Another success story is the Act FAST campaign to improve recognition of stroke symptoms and speed the calling of an ambulance. “FAST has been an incredibly effective way of spending public-health money with every £1 spent saving £2-3 in care and disability costs,” says Mr Olszowski. Public Health England estimates that an additional 38,600 people have reached hospital within the vital three-hour window of experiencing symptoms and more than 4,000 people have avoided disability as a result of a stroke since the campaign was launched in 2009.
Not every statistic is so positive, however. The SSNAP data shows that only 70 per cent of patients get the amount of physiotherapy recommended by the National Institute for Health and Care Excellence (NICE), and even fewer (36 per cent) receive the appropriate amounts of speech and language therapy. The Stroke Association’s own surveys agree. For example, student Sarah Scott made big gains in recovering her speech as a result of six weeks of speech therapy in the United States, but had to raise £20,000 through crowdfunding to pay for it.
There are also serious concerns about shortage of doctors and nurses, with the SSNAP showing that only 50 out of 183 hospitals had the recommended level of three qualified nurses per ten stroke beds at weekends, while a quarter of hospitals have unfilled vacancies for stroke consultants. “Nursing levels can make a big difference to whether or not you survive after a stroke,” says Professor Rudd. A study found the risk of dying within 30 days was 11.2 per cent in units that met the nursing target, but rose to 15.2 per cent in units with half as many nurses.
Increasing staff levels means more spending, though international comparisons show that the UK spends roughly the same proportion of health care costs (4 per cent) as other comparable countries on stroke. Where stroke does lose out is in research spending, with £48 a year spent per patient compared to £241 for every cancer patient. This is disproportionately low, according to the Oxford team that calculated the figures.
CASE STUDY: STRIKING DOWN THE YOUNG
Not all strokes occur in the elderly. Sarah Scott (pictured above) was a sixth former reading aloud in an English lesson when she had a stroke six years ago. An undetected heart defect had caused a blood clot that travelled to her brain.
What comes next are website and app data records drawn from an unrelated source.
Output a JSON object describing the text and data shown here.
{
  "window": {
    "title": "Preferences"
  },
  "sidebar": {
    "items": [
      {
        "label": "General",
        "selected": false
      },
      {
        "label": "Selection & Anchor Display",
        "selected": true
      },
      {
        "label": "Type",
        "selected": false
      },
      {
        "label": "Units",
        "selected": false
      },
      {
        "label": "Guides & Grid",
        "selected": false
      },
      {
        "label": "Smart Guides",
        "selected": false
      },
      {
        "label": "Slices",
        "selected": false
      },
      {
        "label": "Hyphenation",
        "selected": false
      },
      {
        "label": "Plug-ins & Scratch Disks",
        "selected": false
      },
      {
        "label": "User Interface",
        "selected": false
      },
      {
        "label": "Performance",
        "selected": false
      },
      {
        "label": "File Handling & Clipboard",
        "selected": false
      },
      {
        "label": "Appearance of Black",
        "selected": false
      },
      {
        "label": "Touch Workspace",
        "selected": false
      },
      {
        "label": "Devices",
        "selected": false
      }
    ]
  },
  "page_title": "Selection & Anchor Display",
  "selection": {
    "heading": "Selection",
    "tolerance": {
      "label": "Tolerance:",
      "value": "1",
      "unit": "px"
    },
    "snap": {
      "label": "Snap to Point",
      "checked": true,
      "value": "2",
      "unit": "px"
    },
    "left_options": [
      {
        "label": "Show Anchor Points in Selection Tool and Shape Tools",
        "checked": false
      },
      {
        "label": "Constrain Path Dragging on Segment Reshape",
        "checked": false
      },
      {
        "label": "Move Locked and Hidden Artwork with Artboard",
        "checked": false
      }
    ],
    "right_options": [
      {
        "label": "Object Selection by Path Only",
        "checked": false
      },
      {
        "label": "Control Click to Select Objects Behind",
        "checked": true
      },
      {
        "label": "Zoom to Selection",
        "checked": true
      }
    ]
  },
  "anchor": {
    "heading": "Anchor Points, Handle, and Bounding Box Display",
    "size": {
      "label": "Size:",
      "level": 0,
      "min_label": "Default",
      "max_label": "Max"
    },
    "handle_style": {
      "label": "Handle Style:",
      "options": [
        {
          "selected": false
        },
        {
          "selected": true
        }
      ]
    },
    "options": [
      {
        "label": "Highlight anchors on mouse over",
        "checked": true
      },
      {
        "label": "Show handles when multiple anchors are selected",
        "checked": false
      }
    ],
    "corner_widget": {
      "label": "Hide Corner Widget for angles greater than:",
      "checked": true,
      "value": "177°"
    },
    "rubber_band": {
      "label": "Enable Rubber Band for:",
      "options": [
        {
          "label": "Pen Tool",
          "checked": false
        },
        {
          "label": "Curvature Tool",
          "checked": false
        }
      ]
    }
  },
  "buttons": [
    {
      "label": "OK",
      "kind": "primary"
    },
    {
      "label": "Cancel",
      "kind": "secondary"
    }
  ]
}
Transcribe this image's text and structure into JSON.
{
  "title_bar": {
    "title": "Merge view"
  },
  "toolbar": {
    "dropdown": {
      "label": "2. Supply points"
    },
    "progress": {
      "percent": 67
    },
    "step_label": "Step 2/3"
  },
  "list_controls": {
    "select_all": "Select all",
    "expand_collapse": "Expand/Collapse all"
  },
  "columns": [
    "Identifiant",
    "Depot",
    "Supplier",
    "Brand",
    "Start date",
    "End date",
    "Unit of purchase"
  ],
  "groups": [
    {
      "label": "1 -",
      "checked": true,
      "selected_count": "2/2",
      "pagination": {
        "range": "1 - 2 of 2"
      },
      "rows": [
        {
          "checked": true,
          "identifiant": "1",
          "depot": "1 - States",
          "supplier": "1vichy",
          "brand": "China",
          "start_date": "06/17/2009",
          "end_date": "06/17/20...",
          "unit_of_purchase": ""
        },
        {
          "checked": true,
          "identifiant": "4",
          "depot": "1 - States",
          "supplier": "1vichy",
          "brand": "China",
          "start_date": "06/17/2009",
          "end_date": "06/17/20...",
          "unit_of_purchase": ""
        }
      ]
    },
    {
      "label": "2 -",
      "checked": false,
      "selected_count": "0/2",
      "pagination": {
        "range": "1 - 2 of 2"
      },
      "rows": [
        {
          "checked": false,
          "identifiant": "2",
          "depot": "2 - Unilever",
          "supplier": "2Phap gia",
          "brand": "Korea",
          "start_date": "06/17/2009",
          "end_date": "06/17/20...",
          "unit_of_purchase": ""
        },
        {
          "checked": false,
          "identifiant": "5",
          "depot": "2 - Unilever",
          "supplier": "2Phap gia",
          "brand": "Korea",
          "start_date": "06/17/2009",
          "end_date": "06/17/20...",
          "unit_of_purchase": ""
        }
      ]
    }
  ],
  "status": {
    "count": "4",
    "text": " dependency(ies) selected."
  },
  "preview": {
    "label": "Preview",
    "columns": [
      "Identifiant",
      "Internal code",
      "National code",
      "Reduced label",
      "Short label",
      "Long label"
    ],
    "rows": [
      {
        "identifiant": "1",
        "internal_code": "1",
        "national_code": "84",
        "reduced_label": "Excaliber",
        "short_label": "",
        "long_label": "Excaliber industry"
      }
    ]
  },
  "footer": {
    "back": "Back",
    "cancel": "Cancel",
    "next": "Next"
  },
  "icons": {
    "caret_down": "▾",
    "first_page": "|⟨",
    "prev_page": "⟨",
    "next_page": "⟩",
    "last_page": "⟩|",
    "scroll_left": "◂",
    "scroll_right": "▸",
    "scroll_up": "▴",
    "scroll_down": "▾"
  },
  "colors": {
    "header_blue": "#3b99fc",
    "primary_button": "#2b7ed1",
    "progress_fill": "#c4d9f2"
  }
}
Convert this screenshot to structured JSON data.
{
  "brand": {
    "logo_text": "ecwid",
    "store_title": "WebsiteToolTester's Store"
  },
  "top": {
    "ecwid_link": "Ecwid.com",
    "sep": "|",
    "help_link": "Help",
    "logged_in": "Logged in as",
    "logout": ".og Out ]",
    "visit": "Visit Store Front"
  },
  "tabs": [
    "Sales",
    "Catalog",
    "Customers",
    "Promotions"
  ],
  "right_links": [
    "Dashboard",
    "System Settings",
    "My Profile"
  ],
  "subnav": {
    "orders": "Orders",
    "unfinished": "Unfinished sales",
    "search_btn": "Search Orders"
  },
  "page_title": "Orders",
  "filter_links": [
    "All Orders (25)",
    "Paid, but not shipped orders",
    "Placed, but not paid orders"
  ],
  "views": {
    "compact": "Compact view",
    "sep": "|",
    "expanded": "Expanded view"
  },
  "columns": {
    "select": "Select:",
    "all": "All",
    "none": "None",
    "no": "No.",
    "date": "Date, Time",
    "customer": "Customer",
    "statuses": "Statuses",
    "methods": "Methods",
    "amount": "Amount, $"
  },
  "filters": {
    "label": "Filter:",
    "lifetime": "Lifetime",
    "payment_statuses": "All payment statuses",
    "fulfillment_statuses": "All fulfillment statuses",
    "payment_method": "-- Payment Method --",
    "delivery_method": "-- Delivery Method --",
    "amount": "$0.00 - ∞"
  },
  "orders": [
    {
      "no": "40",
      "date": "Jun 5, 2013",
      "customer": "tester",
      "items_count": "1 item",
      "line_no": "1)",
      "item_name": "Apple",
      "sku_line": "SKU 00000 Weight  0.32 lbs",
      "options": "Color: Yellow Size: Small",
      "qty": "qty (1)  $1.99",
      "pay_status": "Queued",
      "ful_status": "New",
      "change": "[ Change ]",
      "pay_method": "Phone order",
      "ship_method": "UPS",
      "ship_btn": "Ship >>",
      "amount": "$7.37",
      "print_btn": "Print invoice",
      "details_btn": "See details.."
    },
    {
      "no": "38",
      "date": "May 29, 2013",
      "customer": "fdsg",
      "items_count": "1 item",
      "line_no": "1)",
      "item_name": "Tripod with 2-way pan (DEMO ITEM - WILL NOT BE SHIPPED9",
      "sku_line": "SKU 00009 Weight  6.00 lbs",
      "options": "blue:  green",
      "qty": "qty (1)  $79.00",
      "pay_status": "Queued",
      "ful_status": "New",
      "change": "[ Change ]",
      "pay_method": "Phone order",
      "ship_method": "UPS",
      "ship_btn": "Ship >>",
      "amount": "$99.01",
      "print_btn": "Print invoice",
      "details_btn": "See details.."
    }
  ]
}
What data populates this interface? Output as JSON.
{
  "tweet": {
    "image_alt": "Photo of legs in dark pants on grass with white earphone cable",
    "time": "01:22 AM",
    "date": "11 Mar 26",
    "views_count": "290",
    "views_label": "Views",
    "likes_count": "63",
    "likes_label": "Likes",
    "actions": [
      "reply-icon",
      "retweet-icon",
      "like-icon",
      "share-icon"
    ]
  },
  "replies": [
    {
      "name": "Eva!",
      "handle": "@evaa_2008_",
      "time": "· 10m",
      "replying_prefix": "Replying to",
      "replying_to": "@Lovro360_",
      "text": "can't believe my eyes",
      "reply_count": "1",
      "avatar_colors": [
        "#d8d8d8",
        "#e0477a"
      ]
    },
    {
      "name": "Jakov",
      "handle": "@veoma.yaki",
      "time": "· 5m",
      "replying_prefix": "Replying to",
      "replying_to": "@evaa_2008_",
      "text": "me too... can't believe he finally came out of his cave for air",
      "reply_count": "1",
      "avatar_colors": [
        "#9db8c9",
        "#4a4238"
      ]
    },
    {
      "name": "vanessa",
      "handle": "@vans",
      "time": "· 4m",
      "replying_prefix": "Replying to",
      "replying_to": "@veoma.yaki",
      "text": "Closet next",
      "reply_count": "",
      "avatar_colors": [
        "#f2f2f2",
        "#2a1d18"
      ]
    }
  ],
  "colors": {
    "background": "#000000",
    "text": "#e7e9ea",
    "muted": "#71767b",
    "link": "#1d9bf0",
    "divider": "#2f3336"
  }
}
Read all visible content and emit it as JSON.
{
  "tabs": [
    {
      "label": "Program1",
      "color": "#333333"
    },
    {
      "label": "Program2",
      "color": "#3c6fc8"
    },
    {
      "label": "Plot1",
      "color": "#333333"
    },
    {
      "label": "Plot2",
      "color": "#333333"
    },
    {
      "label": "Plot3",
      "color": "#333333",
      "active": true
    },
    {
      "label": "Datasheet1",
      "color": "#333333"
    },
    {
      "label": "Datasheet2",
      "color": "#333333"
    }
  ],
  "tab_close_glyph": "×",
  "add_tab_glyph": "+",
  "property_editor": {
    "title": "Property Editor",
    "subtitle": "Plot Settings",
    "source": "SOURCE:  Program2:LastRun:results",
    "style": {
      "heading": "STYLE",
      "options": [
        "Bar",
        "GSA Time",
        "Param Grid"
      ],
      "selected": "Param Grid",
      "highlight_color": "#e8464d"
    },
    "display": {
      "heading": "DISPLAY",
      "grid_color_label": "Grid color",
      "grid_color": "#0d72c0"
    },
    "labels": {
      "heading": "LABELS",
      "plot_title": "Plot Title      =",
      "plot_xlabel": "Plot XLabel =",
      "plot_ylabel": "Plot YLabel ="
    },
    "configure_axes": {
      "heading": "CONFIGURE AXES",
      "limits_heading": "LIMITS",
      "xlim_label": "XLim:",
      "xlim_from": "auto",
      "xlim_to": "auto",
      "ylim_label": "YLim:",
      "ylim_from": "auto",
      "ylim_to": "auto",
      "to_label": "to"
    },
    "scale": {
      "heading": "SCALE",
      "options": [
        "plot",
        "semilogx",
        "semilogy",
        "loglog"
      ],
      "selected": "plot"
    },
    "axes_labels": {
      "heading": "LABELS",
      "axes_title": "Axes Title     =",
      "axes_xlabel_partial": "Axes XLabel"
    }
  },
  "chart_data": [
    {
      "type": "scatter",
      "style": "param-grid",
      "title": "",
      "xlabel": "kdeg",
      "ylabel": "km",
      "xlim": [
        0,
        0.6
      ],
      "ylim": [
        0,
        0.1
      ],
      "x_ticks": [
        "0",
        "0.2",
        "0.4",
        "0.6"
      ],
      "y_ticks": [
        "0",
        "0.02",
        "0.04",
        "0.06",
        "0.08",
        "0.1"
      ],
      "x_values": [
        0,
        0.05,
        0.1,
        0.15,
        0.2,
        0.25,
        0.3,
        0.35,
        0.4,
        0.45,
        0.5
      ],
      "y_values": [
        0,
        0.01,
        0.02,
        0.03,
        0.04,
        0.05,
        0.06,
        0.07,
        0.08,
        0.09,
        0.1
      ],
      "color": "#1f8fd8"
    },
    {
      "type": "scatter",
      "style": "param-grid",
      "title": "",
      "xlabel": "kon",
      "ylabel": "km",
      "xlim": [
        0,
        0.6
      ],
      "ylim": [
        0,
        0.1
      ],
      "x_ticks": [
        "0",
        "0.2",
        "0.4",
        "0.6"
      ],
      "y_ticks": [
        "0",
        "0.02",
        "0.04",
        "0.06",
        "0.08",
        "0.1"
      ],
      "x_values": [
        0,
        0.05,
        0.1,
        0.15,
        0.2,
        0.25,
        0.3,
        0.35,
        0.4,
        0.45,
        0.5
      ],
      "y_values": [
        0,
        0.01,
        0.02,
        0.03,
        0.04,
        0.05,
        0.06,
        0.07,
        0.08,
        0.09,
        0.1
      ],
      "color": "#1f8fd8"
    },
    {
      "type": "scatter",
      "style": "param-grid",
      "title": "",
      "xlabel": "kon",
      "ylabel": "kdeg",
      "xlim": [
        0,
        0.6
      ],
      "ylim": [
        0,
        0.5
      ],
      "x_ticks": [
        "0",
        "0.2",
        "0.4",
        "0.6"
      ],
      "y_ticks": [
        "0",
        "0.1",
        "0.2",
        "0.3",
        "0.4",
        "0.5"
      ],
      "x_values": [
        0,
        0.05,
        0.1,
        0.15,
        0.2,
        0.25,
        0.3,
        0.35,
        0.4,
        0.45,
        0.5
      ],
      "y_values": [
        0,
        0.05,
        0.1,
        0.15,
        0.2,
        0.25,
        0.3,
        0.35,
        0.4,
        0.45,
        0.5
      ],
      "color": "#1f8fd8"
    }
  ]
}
Thrombolysis probably saved her life, but she was severely affected. She spent five months in hospital and had to give up hope of university. “I couldn’t read or write, and my speech and numbers were affected,” she says.
Intensive language therapy led to a 40 per cent improvement, enabling her to remember her mobile phone number, vital for anybody seeking work
Recovery has been slow, but determination to lead a normal life and intensive speech therapy in the United States have enabled her to get a part-time job as a science technician at Richard Hales School in Hertford – the same school she was attending when she had her stroke. “For me it’s good, it’s practical stuff so it doesn’t really matter that I can’t read,” she says.
Sarah and her mother Joanie praise the government’s Access to Work scheme, which provided a £3,000 grant for specialist equipment and a job coach. Intensive language therapy led to a 40 per cent improvement, enabling her to remember her mobile phone number, vital for anybody seeking work. But it cost £20,000, raised by crowdfunding.
“I would love a full-time job,” she says. “But there’s so much competition.”